Promotions, not an opportunity to negotiate?
However, many employees are skeptical in viewing promotions as an opportunity to negotiate. Hence some may even consider it as unenterprising and awkward to talk through or turn down a promotion offer. When questioned if these such fears are true or confounded, Mitalee responds by pointing towards an interesting research finding. “Turning down promotions, shying from salary negotiations are not that commonplace except for women employees who, and research proves it, are not as assertive when it comes to negotiating salaries on the table”.
Explaining the difference between male and female employees in approaching, considering and pursuing promotion offers, Mitalee notes,
“How male employees are more upfront, vocal and demanding compared to female employees who think that their demands will be heard without speaking up and their work will speak for them, which may be partly true but not entirely”.
It may be a variety of reasons ranging from marriage, motherhood and striking the right work-life balance that force women to turn down notable promotions.

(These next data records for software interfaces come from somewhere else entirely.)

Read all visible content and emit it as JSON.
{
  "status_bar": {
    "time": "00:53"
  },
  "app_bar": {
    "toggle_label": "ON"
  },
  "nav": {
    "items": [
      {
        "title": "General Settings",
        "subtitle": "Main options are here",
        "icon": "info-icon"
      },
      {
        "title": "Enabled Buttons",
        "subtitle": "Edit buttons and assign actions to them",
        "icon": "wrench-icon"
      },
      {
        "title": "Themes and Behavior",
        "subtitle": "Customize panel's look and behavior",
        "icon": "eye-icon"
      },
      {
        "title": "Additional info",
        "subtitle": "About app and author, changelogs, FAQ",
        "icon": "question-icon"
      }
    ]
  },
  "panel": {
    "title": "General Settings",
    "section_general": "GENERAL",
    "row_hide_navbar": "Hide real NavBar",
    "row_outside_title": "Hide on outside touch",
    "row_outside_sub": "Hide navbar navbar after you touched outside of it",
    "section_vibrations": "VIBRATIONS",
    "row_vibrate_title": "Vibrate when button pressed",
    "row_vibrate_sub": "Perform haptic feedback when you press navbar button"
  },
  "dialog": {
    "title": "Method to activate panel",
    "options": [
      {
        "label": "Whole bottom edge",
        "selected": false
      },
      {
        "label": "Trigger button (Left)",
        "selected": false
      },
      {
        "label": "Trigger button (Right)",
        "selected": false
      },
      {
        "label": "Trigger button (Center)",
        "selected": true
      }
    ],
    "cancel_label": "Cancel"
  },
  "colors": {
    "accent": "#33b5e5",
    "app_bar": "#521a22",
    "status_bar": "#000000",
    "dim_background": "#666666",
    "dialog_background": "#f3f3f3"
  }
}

There is also enough empirical evidence that indicates how a majority of the female employees (both in India and abroad) feel their male counterparts get more promotion opportunities.
Mitalee reasons out how such a bias thrives in different sectors of the global workforce. “To begin with, the pool of women who enter the workforce is limited and at every step, it diminishes as women tend to opt out of the workforce as and when different life stages like childbirth approach. And the bias creeps in where the fact that a lady may quit tomorrow owing to her ‘different priorities’ becomes a disqualifier for her at every stage, right from hiring to promotions”.
However, organizations which are focused on Inclusion and Diversity are making impressive attempts to conquer these biases. E.g. there are percentage targets of gender diversity given to leaders, level wise for their teams, so that woman does not lose out as they grow up the career ladder. Despite such disturbing prejudices, the belief that promotions are non-negotiable can be easily dismissed for it holds no water.
In addition, millennials entering the workforce are redefining many conventions including dealing with the promotions that come their way. With a radically different view of living life and navigating the career map, millennials consider factors like availability of free time, health, happiness equally important as a fat paycheck.
Mitalee feels they are also more open to take risks, fearless and challenge the status quo of career stability. Ask her if she has any words of advice for these millennials and she wraps up by saying,
“More than they needed advice, I think organizations need to realign career progressions to keep it attractive for millennials. Irrespective of gender, they look for quick rewards, growth, time out for personal goals of life, health etc...”
Types of job promotions
As critical as promotions are, they are not always the same. There are different types that may be temporary or permanent and all this might depend on the organization. There can be ‘dry promotion’ also where an employee is assigned to a higher level job without increase in pay.